*** Data records ***
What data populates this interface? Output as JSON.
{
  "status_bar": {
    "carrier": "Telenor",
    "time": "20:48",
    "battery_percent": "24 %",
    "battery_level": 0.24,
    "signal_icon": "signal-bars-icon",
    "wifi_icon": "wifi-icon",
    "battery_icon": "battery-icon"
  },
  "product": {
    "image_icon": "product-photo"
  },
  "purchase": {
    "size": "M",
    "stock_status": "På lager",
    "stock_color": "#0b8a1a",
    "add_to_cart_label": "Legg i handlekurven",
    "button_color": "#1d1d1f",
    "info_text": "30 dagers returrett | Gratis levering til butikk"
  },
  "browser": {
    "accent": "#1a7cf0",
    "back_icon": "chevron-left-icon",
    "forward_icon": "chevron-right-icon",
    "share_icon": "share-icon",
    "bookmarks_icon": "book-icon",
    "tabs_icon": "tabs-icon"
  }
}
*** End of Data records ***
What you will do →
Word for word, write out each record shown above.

Expected answer →
What data populates this interface? Output as JSON.
{
  "status_bar": {
    "carrier": "Telenor",
    "time": "20:48",
    "battery_percent": "24 %",
    "battery_level": 0.24,
    "signal_icon": "signal-bars-icon",
    "wifi_icon": "wifi-icon",
    "battery_icon": "battery-icon"
  },
  "product": {
    "image_icon": "product-photo"
  },
  "purchase": {
    "size": "M",
    "stock_status": "På lager",
    "stock_color": "#0b8a1a",
    "add_to_cart_label": "Legg i handlekurven",
    "button_color": "#1d1d1f",
    "info_text": "30 dagers returrett | Gratis levering til butikk"
  },
  "browser": {
    "accent": "#1a7cf0",
    "back_icon": "chevron-left-icon",
    "forward_icon": "chevron-right-icon",
    "share_icon": "share-icon",
    "bookmarks_icon": "book-icon",
    "tabs_icon": "tabs-icon"
  }
}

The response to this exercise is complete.